Dataset rows describing interfaces
[Start of Attachment]

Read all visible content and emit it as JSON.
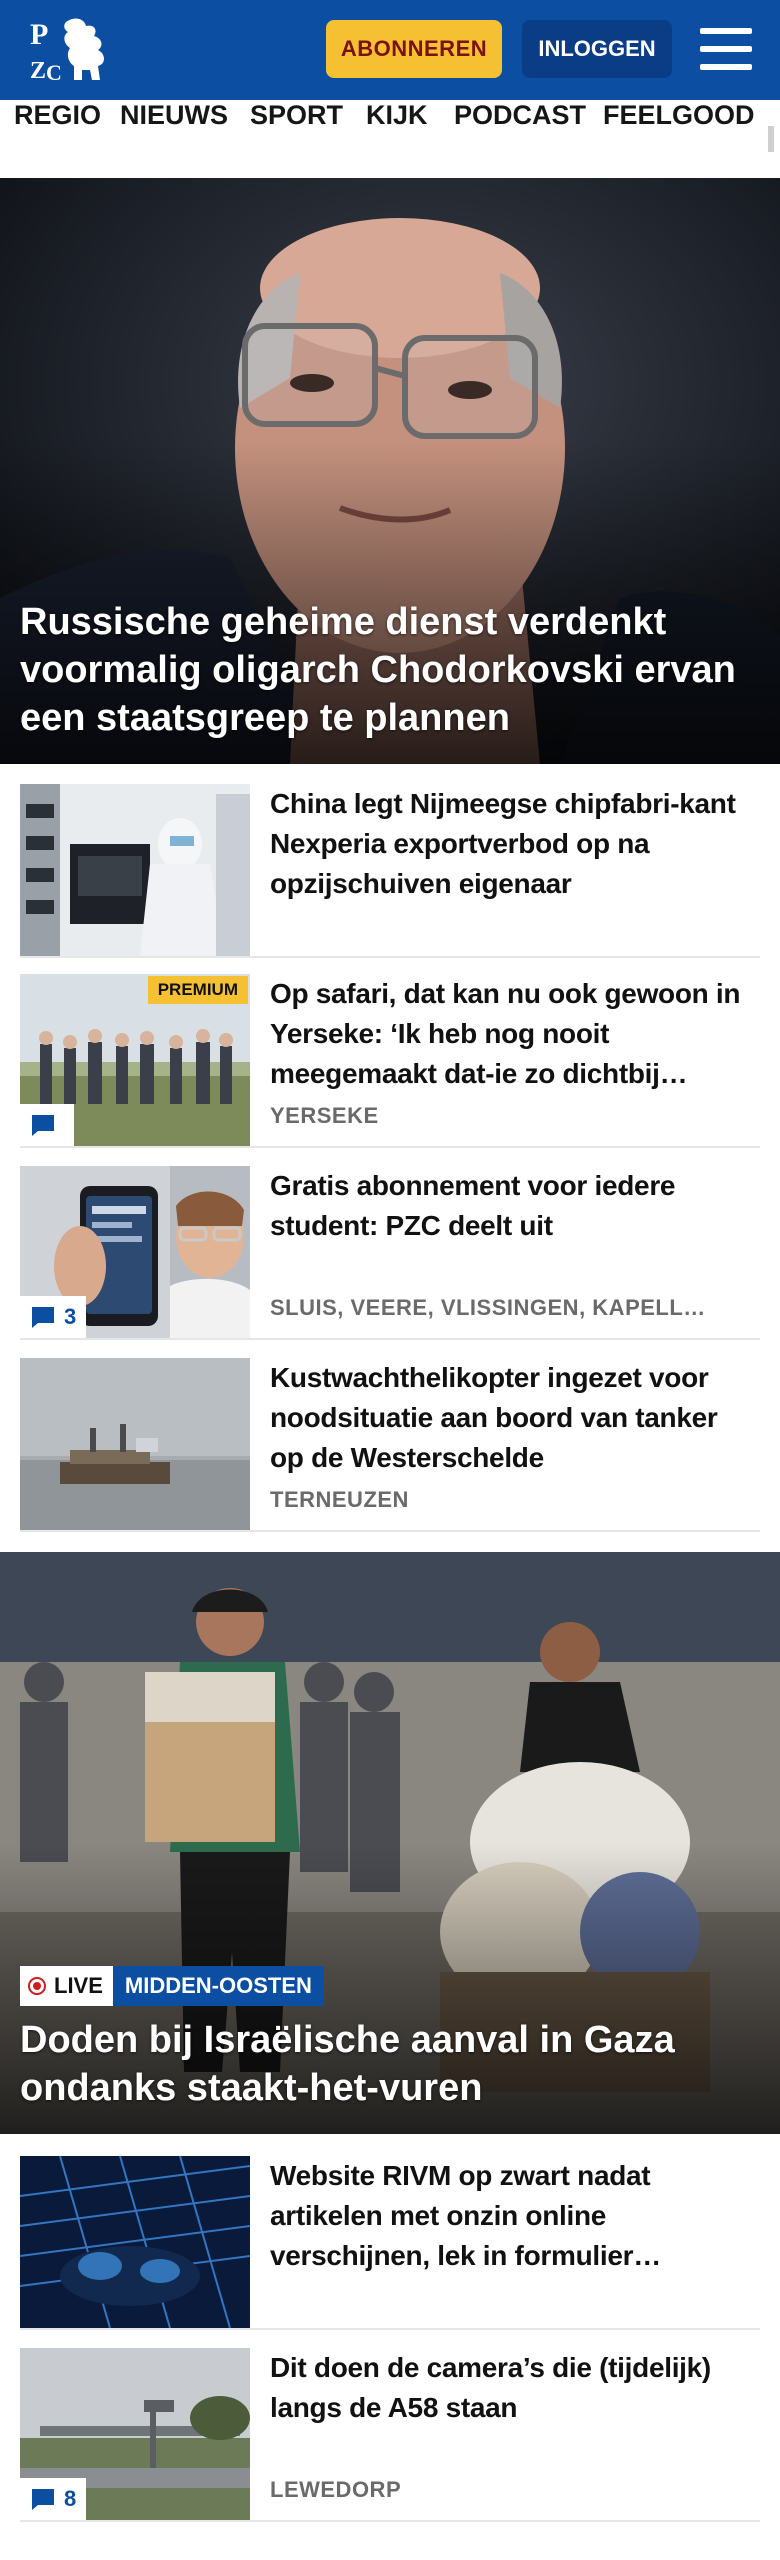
{
  "header": {
    "logo_text": "PZC",
    "subscribe_label": "ABONNEREN",
    "login_label": "INLOGGEN",
    "brand_color": "#0b4ea2",
    "accent_color": "#f5c132"
  },
  "nav": {
    "items": [
      "REGIO",
      "NIEUWS",
      "SPORT",
      "KIJK",
      "PODCAST",
      "FEELGOOD"
    ]
  },
  "hero": {
    "title": "Russische geheime dienst verdenkt voormalig oligarch Chodorkovski ervan een staatsgreep te plannen"
  },
  "articles": [
    {
      "title": "China legt Nijmeegse chipfabri-kant Nexperia exportverbod op na opzijschuiven eigenaar",
      "location": ""
    },
    {
      "title": "Op safari, dat kan nu ook gewoon in Yerseke: ‘Ik heb nog nooit meegemaakt dat-ie zo dichtbij…",
      "location": "YERSEKE",
      "badge": "PREMIUM",
      "comments": ""
    },
    {
      "title": "Gratis abonnement voor iedere student: PZC deelt uit",
      "location": "SLUIS, VEERE, VLISSINGEN, KAPELL…",
      "comments": "3"
    },
    {
      "title": "Kustwachthelikopter ingezet voor noodsituatie aan boord van tanker op de Westerschelde",
      "location": "TERNEUZEN"
    }
  ],
  "hero2": {
    "live_label": "LIVE",
    "category": "MIDDEN-OOSTEN",
    "title": "Doden bij Israëlische aanval in Gaza ondanks staakt-het-vuren"
  },
  "articles2": [
    {
      "title": "Website RIVM op zwart nadat artikelen met onzin online verschijnen, lek in formulier…",
      "location": ""
    },
    {
      "title": "Dit doen de camera’s die (tijdelijk) langs de A58 staan",
      "location": "LEWEDORP",
      "comments": "8"
    }
  ]
}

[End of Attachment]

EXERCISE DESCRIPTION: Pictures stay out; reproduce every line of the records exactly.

FINAL ANSWER:
Read all visible content and emit it as JSON.
{
  "header": {
    "logo_text": "PZC",
    "subscribe_label": "ABONNEREN",
    "login_label": "INLOGGEN",
    "brand_color": "#0b4ea2",
    "accent_color": "#f5c132"
  },
  "nav": {
    "items": [
      "REGIO",
      "NIEUWS",
      "SPORT",
      "KIJK",
      "PODCAST",
      "FEELGOOD"
    ]
  },
  "hero": {
    "title": "Russische geheime dienst verdenkt voormalig oligarch Chodorkovski ervan een staatsgreep te plannen"
  },
  "articles": [
    {
      "title": "China legt Nijmeegse chipfabri-kant Nexperia exportverbod op na opzijschuiven eigenaar",
      "location": ""
    },
    {
      "title": "Op safari, dat kan nu ook gewoon in Yerseke: ‘Ik heb nog nooit meegemaakt dat-ie zo dichtbij…",
      "location": "YERSEKE",
      "badge": "PREMIUM",
      "comments": ""
    },
    {
      "title": "Gratis abonnement voor iedere student: PZC deelt uit",
      "location": "SLUIS, VEERE, VLISSINGEN, KAPELL…",
      "comments": "3"
    },
    {
      "title": "Kustwachthelikopter ingezet voor noodsituatie aan boord van tanker op de Westerschelde",
      "location": "TERNEUZEN"
    }
  ],
  "hero2": {
    "live_label": "LIVE",
    "category": "MIDDEN-OOSTEN",
    "title": "Doden bij Israëlische aanval in Gaza ondanks staakt-het-vuren"
  },
  "articles2": [
    {
      "title": "Website RIVM op zwart nadat artikelen met onzin online verschijnen, lek in formulier…",
      "location": ""
    },
    {
      "title": "Dit doen de camera’s die (tijdelijk) langs de A58 staan",
      "location": "LEWEDORP",
      "comments": "8"
    }
  ]
}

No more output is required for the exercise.